Law and History Review, fall, 2000, Sarah Barringer Gordon, review of Sex and Citizenship in Antebellum America, pp. 679-681.
Library Journal, April 1, 2007, Douglas King, review of Fallen Founder, p. 99.
Michigan Historical Review, spring, 2001, Michael A. Morrison, review of Sex and Citizenship in Antebellum America, p. 188.
National Review, July 30, 2007, Sarah Bramwell, ‘Burr in the Saddle,’ p. 51.
New York Times Book Review, May 27, 2007, Jill Lepore, ‘Vice,’ review of Fallen Founder.
NWSA Journal, fall, 1999, Michael D. Pierson, review of Sex and Citizenship in Antebellum America, p. 176.
Publishers Weekly, March 5, 2007, review of Fallen Founder, p. 48.
Social History, May, 2000, Sharon Block, review of Sex and Citizenship in Antebellum America, p. 245.

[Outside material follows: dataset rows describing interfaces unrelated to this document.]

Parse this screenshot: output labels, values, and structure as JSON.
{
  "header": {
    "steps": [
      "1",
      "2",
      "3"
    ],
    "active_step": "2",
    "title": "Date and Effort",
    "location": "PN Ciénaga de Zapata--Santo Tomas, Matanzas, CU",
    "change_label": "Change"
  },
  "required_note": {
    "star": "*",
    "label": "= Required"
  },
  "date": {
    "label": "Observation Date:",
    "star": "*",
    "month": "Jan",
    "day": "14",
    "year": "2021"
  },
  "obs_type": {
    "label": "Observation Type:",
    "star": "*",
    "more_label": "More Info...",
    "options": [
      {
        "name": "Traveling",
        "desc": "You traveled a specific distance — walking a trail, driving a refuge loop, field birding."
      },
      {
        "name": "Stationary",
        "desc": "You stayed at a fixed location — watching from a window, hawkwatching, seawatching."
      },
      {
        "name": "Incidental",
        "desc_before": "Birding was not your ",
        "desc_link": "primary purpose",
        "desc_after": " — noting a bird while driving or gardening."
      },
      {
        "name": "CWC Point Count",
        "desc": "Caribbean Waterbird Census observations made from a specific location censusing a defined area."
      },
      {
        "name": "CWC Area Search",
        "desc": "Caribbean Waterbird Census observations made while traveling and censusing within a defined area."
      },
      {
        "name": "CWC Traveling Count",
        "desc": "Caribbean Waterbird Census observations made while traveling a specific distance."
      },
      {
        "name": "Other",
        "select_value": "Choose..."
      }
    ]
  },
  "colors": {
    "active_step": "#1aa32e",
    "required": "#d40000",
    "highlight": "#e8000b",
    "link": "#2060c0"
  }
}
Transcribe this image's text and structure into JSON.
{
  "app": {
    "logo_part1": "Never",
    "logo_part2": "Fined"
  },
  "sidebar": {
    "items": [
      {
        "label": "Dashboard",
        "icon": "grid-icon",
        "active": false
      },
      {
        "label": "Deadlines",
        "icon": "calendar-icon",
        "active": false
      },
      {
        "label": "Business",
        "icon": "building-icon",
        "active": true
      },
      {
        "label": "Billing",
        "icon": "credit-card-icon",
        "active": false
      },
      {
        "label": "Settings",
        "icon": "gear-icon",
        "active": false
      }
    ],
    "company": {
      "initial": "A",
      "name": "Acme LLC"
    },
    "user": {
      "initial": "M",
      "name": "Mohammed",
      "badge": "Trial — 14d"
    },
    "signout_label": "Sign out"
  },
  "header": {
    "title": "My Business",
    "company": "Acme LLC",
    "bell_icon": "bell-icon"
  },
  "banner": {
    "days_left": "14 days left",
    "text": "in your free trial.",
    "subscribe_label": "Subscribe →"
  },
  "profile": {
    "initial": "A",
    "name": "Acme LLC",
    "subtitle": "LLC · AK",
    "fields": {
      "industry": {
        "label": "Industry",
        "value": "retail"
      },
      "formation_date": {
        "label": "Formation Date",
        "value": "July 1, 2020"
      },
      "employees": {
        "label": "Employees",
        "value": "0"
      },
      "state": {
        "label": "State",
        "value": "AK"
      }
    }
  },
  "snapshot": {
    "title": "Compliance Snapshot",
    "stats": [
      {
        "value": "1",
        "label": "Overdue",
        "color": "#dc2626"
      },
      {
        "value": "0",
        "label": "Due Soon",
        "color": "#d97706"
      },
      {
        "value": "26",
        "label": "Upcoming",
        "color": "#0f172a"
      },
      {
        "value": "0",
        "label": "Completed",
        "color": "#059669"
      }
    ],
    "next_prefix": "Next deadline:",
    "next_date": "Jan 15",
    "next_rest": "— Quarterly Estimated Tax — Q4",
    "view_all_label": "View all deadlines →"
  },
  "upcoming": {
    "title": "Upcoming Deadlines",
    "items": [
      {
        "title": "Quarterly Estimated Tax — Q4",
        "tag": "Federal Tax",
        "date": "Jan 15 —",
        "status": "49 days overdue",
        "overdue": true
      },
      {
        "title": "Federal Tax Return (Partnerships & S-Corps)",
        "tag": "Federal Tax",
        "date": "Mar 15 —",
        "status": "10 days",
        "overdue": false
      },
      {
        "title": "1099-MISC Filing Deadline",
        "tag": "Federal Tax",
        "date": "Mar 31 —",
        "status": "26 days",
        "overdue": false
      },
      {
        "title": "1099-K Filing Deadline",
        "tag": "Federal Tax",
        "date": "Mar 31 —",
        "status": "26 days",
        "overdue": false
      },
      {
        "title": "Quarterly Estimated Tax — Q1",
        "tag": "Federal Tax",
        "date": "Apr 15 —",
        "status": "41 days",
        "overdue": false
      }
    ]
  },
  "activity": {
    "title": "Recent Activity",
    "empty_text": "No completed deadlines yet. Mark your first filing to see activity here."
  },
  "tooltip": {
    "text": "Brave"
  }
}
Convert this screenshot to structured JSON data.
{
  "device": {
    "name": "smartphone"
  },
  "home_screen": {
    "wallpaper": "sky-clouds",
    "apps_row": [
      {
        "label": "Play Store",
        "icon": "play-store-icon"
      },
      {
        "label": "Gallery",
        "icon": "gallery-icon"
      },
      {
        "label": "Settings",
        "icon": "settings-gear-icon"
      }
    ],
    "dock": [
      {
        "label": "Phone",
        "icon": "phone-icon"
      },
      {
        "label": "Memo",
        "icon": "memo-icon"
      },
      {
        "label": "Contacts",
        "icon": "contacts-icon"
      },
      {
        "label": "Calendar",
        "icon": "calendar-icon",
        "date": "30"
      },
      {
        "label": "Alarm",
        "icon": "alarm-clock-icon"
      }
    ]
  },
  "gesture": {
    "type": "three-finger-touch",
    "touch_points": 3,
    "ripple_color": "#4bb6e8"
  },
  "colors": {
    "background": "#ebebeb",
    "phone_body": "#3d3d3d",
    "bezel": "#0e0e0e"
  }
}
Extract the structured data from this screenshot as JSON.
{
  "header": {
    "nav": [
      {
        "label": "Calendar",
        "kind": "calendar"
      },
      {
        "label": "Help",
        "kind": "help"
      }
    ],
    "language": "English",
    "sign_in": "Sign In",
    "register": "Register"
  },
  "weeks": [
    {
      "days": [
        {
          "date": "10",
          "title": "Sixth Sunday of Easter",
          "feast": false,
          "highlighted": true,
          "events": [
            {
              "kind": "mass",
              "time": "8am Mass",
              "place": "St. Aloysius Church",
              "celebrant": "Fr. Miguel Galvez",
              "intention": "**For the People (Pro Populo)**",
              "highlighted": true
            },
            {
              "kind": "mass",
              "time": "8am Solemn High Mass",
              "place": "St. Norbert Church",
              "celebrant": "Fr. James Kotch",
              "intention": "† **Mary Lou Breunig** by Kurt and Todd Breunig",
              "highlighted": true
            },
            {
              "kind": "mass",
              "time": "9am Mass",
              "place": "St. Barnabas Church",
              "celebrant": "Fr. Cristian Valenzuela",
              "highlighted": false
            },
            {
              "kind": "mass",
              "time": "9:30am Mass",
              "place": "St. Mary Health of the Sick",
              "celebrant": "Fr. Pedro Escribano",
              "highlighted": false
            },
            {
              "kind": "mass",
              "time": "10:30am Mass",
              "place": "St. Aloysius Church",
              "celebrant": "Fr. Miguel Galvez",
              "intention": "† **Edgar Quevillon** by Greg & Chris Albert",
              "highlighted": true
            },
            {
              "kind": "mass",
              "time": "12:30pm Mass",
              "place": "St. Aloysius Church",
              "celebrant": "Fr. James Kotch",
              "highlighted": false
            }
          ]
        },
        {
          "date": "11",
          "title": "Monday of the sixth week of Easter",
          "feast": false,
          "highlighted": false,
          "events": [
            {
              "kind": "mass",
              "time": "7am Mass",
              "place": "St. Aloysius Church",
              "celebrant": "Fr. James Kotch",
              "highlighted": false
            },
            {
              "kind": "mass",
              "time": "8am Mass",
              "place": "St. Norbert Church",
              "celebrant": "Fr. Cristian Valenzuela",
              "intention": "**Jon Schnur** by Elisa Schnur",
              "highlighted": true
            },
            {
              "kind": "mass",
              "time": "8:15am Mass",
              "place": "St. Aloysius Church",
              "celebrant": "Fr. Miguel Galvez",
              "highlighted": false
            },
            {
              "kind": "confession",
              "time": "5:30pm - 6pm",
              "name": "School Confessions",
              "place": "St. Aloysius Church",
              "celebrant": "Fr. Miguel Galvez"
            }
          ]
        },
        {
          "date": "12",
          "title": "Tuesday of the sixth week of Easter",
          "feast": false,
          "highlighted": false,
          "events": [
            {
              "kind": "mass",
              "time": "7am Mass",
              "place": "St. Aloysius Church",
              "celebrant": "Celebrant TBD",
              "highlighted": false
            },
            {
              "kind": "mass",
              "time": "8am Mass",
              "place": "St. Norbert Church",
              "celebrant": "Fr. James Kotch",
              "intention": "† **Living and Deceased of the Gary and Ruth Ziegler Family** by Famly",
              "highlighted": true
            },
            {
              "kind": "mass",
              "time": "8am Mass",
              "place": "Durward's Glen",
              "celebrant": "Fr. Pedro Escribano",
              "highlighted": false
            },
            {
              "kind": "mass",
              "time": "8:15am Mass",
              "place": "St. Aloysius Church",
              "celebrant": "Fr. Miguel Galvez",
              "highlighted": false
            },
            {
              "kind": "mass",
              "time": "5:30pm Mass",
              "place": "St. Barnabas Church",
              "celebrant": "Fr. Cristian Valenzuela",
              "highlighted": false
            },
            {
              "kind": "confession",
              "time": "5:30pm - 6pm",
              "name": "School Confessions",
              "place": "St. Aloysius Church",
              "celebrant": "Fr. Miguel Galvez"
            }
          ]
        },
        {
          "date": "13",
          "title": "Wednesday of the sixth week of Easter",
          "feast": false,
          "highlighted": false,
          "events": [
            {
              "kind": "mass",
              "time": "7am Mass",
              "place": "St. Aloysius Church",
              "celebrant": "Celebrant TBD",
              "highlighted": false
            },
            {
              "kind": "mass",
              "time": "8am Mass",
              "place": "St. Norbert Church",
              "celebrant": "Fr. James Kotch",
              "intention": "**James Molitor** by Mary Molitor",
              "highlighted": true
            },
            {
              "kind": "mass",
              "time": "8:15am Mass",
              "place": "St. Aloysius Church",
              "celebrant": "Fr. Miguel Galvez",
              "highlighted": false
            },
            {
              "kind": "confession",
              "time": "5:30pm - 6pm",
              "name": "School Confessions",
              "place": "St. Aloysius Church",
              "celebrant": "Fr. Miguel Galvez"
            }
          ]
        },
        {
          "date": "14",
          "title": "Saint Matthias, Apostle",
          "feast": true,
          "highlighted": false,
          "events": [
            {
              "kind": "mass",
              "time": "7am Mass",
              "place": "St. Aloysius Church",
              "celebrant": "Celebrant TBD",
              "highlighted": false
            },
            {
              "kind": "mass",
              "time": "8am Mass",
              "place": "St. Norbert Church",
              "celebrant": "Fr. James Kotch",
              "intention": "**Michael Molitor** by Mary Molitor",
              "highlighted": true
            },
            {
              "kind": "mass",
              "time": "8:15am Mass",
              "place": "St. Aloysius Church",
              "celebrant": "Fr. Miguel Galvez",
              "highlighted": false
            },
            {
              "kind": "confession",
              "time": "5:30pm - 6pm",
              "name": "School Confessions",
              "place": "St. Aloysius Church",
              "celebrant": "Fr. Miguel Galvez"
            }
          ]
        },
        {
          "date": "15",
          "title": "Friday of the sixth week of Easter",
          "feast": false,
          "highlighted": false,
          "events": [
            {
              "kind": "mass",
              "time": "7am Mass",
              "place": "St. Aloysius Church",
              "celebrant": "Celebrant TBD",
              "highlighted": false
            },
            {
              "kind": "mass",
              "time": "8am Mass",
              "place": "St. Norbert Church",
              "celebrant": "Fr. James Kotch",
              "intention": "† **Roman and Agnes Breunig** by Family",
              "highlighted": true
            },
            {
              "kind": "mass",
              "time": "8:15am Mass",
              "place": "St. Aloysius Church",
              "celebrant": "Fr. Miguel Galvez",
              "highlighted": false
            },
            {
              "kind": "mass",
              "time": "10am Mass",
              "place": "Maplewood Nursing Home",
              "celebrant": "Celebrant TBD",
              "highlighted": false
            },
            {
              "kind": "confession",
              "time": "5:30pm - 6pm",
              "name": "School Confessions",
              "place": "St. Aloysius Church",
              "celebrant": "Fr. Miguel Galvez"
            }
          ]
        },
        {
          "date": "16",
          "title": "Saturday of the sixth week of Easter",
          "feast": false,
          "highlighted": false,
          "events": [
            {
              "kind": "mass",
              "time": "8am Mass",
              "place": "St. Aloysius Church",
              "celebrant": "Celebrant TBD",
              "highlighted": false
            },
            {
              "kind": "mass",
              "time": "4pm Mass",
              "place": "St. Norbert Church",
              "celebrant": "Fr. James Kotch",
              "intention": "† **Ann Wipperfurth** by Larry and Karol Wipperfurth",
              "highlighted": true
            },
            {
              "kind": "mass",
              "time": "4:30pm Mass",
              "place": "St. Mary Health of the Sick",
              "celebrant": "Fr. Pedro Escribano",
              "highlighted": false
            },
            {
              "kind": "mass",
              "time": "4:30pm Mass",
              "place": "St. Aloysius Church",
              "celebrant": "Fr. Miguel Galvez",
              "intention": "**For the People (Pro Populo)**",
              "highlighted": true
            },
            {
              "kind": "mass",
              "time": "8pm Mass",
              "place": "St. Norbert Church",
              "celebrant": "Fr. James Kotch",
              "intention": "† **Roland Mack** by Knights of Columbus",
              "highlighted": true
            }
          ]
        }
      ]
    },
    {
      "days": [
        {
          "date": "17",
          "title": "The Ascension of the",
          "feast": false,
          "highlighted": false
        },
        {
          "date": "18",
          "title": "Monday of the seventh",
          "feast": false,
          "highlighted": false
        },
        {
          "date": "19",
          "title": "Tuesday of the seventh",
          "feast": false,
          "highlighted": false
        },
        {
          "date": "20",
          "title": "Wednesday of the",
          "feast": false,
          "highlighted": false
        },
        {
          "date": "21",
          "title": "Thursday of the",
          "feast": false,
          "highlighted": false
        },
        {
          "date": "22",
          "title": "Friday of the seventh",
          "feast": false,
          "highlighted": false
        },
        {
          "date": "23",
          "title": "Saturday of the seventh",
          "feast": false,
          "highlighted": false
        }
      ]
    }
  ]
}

Virginia Quarterly Review, summer, 1999, review of Sex and Citizenship in Antebellum America, p. 80.
Weekly Standard, June 4, 2007, James M. Banner, Jr., ‘Stranger in His Own Land; the Mystery of Aaron Burr."
William and Mary Quarterly, October, 2003, Nancy Isenberg, ‘Revisiting the Governers Generals,’ review of Mortal Remains, p. 889.
Women's Studies, September-October, 1999, Jennifer Leader, review of Sex and Citizenship in Antebellum America, p. 603.
Nancy Isenberg Home Page,http://www.personal.utulsa.edu/~nancy-isenberg (October 26, 2007).